- Get feedback from more than one source. Two at minimum. One who you know will be more critical and one who will sing your praises. Having this balance will keep you from wailing in despair (too much). It’s also important to only use trusted people who have your best interests in mind. If you have someone who has historically told you what to do and how you should write your story, they are not a good source.
- Question the feedback (in your mind or by journaling about it) to make sure it serves your story and what you are trying to say with your story. Because…
- It is your story, no one can tell you how to write it. And also, you don’t have to incorporate every ounce of feedback you get. Even as a book coach I don’t expect my writers to incorporate all of the feedback I give them. Take whatever feedback feels right for your characters, plot, and message to the world (for more on message to the world, I recommend seeing below and getting one of the 3 spots I’ve opened up for a story strategy session at half off).

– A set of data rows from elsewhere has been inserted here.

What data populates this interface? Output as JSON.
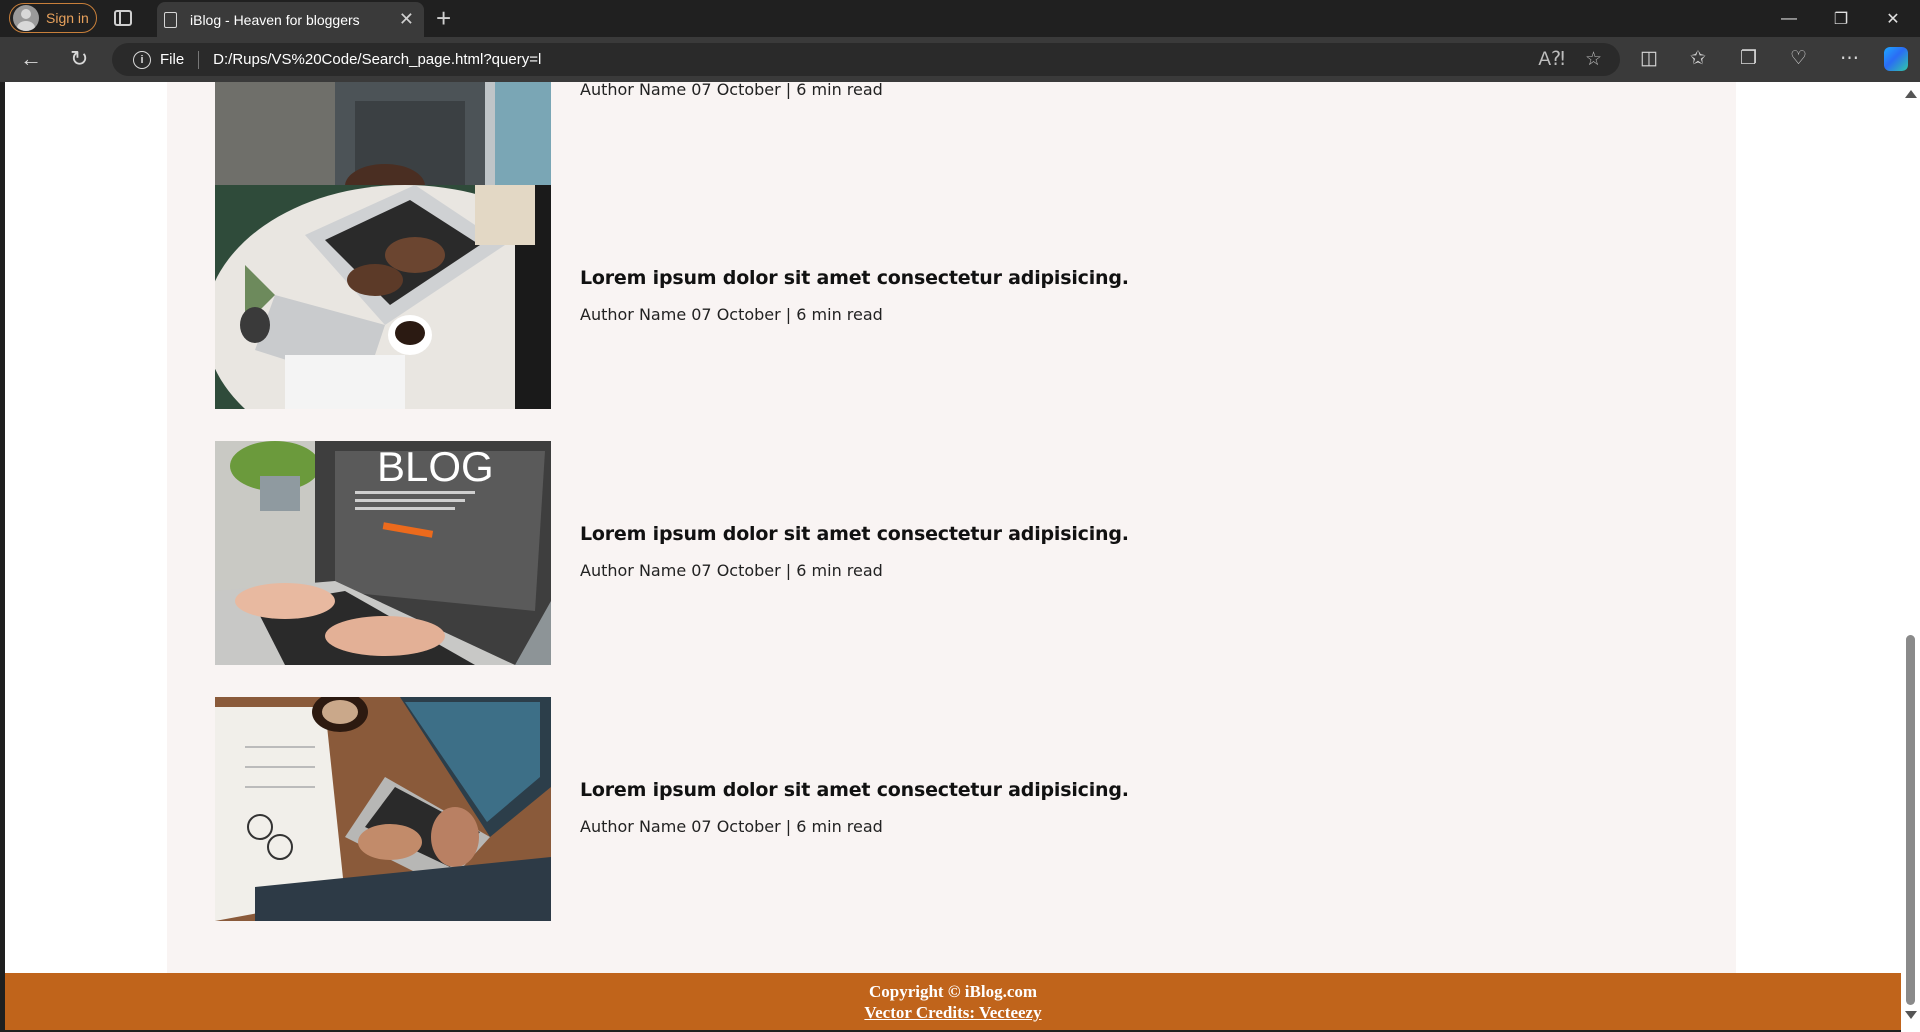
{
  "browser": {
    "signin_label": "Sign in",
    "tab_title": "iBlog - Heaven for bloggers",
    "tab_close": "✕",
    "new_tab": "+",
    "address_scheme_label": "File",
    "address_url": "D:/Rups/VS%20Code/Search_page.html?query=l",
    "window_controls": {
      "minimize": "—",
      "restore": "❐",
      "close": "✕"
    }
  },
  "posts": [
    {
      "title": "",
      "meta": "Author Name 07 October | 6 min read",
      "image": "laptop-typing-photo"
    },
    {
      "title": "Lorem ipsum dolor sit amet consectetur adipisicing.",
      "meta": "Author Name 07 October | 6 min read",
      "image": "laptop-coffee-photo"
    },
    {
      "title": "Lorem ipsum dolor sit amet consectetur adipisicing.",
      "meta": "Author Name 07 October | 6 min read",
      "image": "blog-laptop-photo",
      "image_text": "BLOG"
    },
    {
      "title": "Lorem ipsum dolor sit amet consectetur adipisicing.",
      "meta": "Author Name 07 October | 6 min read",
      "image": "desk-notebook-photo"
    }
  ],
  "footer": {
    "copyright": "Copyright © iBlog.com",
    "credits": "Vector Credits: Vecteezy"
  },
  "colors": {
    "footer_bg": "#c0641b",
    "content_bg": "#f9f4f3",
    "signin_accent": "#e7a15c"
  }
}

- Hire an author coach to get feedback. This is a completely shameless plug here! As an author coach, I will never tell you what you should do or how you should do it, but guide you to make choices for your story based on what you want to share with the world. I will be your friend who actually knows how to write and has been where you are at any stage you’re at in your writing journey. I will be your partner in writing your book and making it the best it can be. I will believe in you and your story, especially when you don’t believe in yourself. See how we can work together or book a 20-minute call here. Together we will bring your book into the world.
Keep writing, friend! You’ve got this!